Showing posts with label {Rambam laws of buying chapter 5 halacah 4 }. Show all posts
Showing posts with label {Rambam laws of buying chapter 5 halacah 4 }. Show all posts


{Rambam laws of buying chapter 5 halacah 4 }

 If a person buys some goods, and then owes money. Then the buyer wants to sell stuff of his own {Rambam, Laws of Buying, chapter 5, halacah 4.} and then seller tells him, "Sell it to me, and your debt will be paid." At that point, the original seller does not have to do any act of acquisition. The Raavad as you can imagine disagrees with this (twice). The Gemara in Kidushin  says if this were so, then it would have to work for kidushin (marriage) also. And we know it does not. The Netivot has an answer for the Rambam and Rav Shach also. But  for now I just wanted to state what the problem is just for the sake of information. The problem is that in marrying a woman, one can not do so by a loan. This is  a famous halacha. That is to say: you loaned her money. Then you want to marry her. So instead of giving her a ring you say, "The debt you owes to me is forgiven." That does not work, and the reason is as the Gemara says הלוואה להוצאה נתנה  a loan is given to be spent. [That is the money of the loan already belongs to her.]

So what is the difference between this case and the above case of the buyer and seller? The buyer owes money. The seller then forgives the debt and the property of the buyer goes automatically to the seller.

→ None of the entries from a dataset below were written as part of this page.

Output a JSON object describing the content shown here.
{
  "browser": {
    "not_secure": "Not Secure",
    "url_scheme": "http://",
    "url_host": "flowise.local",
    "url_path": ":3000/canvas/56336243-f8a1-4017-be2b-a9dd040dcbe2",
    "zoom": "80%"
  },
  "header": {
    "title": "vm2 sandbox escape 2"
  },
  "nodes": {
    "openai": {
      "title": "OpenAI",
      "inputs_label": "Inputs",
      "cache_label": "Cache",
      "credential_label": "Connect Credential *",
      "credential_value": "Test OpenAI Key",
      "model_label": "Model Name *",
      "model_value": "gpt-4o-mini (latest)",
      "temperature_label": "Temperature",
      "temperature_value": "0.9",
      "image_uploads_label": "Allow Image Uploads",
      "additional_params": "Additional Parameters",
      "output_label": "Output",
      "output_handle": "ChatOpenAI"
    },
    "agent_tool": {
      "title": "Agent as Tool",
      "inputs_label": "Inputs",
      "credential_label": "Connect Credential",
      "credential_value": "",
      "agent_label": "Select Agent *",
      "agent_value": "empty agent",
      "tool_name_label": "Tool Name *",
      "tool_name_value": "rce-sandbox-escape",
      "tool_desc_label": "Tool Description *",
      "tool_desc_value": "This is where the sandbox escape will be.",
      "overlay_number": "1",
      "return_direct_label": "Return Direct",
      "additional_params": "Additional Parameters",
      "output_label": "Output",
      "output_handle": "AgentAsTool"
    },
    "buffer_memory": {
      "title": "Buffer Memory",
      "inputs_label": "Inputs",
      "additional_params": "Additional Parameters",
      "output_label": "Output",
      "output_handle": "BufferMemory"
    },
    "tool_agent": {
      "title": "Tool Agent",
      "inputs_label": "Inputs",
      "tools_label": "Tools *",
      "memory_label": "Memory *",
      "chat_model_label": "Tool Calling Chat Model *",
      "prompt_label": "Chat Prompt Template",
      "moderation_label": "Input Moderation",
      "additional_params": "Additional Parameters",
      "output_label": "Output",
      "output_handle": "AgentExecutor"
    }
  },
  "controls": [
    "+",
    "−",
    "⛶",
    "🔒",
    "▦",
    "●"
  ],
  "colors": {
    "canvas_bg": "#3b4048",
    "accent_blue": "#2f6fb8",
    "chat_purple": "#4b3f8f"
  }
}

I confess I did not understand Rav Shach's answer to this problem but I did see how he blew all the other proposed solutions out of the water. His seems to revolve on the money owed by the woman is forgiven as opposed to the money owed by the buyer which creates an act of purchase. I can see that the origins of the money owed in the two cases are different.One is in fact a loan. The other is money owed because of goods bought. Still I have  a hard time understanding why that would make any difference